Data provided: Begin

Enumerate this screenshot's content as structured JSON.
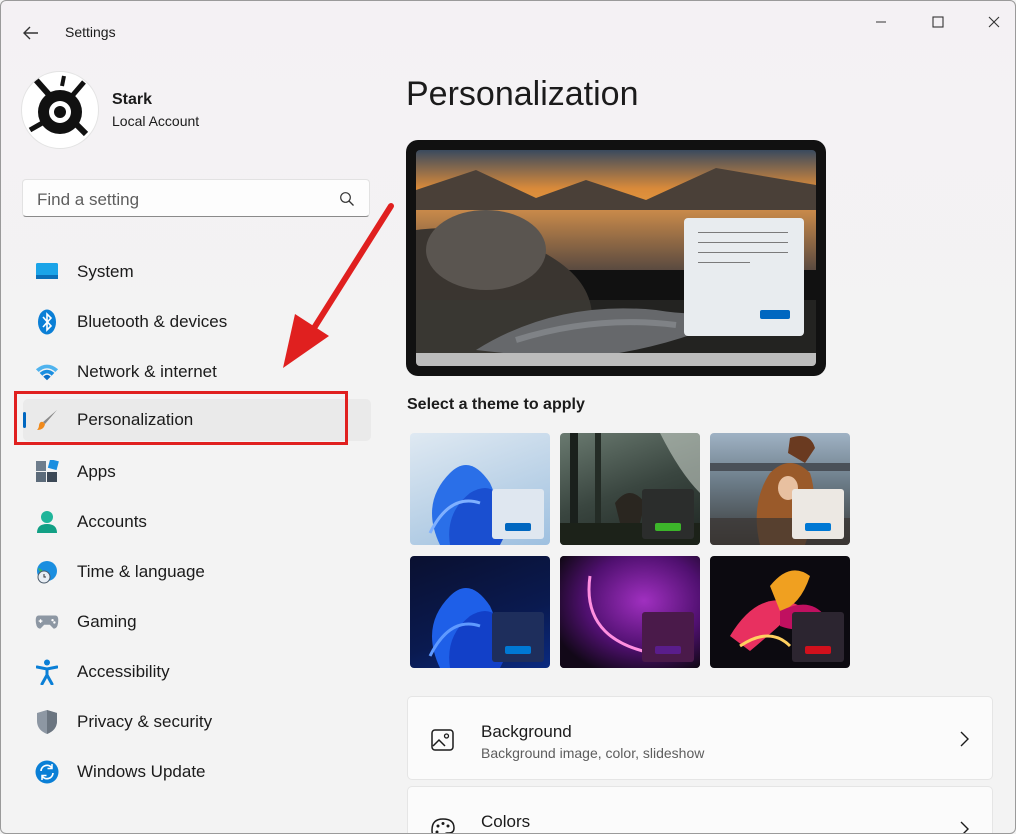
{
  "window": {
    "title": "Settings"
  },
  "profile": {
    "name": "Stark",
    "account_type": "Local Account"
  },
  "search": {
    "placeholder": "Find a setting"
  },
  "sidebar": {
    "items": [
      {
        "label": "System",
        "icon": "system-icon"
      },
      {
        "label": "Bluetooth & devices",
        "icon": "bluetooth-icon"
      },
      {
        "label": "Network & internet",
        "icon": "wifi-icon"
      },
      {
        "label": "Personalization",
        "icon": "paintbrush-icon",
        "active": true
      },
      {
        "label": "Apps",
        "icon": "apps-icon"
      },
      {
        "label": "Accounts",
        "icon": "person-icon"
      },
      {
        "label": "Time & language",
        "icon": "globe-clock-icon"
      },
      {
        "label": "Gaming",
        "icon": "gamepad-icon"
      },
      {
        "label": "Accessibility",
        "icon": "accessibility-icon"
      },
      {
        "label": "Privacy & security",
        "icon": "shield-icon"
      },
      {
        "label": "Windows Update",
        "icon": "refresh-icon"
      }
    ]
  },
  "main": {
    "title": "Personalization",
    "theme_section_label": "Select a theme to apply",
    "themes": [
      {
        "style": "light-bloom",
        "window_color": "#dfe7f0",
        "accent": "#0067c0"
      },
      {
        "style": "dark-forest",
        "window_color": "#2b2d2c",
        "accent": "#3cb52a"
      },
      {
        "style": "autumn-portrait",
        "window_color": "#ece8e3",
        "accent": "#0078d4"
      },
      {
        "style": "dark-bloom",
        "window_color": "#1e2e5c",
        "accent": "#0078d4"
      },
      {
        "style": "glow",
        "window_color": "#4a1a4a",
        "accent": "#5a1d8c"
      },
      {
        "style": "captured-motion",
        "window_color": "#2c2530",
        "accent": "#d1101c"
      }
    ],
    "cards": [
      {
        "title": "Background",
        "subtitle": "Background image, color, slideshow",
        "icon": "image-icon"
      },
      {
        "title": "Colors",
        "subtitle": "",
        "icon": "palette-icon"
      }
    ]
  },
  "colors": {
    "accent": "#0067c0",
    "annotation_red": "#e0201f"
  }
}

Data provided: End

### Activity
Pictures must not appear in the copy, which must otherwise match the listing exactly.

### Problem solution
Enumerate this screenshot's content as structured JSON.
{
  "window": {
    "title": "Settings"
  },
  "profile": {
    "name": "Stark",
    "account_type": "Local Account"
  },
  "search": {
    "placeholder": "Find a setting"
  },
  "sidebar": {
    "items": [
      {
        "label": "System",
        "icon": "system-icon"
      },
      {
        "label": "Bluetooth & devices",
        "icon": "bluetooth-icon"
      },
      {
        "label": "Network & internet",
        "icon": "wifi-icon"
      },
      {
        "label": "Personalization",
        "icon": "paintbrush-icon",
        "active": true
      },
      {
        "label": "Apps",
        "icon": "apps-icon"
      },
      {
        "label": "Accounts",
        "icon": "person-icon"
      },
      {
        "label": "Time & language",
        "icon": "globe-clock-icon"
      },
      {
        "label": "Gaming",
        "icon": "gamepad-icon"
      },
      {
        "label": "Accessibility",
        "icon": "accessibility-icon"
      },
      {
        "label": "Privacy & security",
        "icon": "shield-icon"
      },
      {
        "label": "Windows Update",
        "icon": "refresh-icon"
      }
    ]
  },
  "main": {
    "title": "Personalization",
    "theme_section_label": "Select a theme to apply",
    "themes": [
      {
        "style": "light-bloom",
        "window_color": "#dfe7f0",
        "accent": "#0067c0"
      },
      {
        "style": "dark-forest",
        "window_color": "#2b2d2c",
        "accent": "#3cb52a"
      },
      {
        "style": "autumn-portrait",
        "window_color": "#ece8e3",
        "accent": "#0078d4"
      },
      {
        "style": "dark-bloom",
        "window_color": "#1e2e5c",
        "accent": "#0078d4"
      },
      {
        "style": "glow",
        "window_color": "#4a1a4a",
        "accent": "#5a1d8c"
      },
      {
        "style": "captured-motion",
        "window_color": "#2c2530",
        "accent": "#d1101c"
      }
    ],
    "cards": [
      {
        "title": "Background",
        "subtitle": "Background image, color, slideshow",
        "icon": "image-icon"
      },
      {
        "title": "Colors",
        "subtitle": "",
        "icon": "palette-icon"
      }
    ]
  },
  "colors": {
    "accent": "#0067c0",
    "annotation_red": "#e0201f"
  }
}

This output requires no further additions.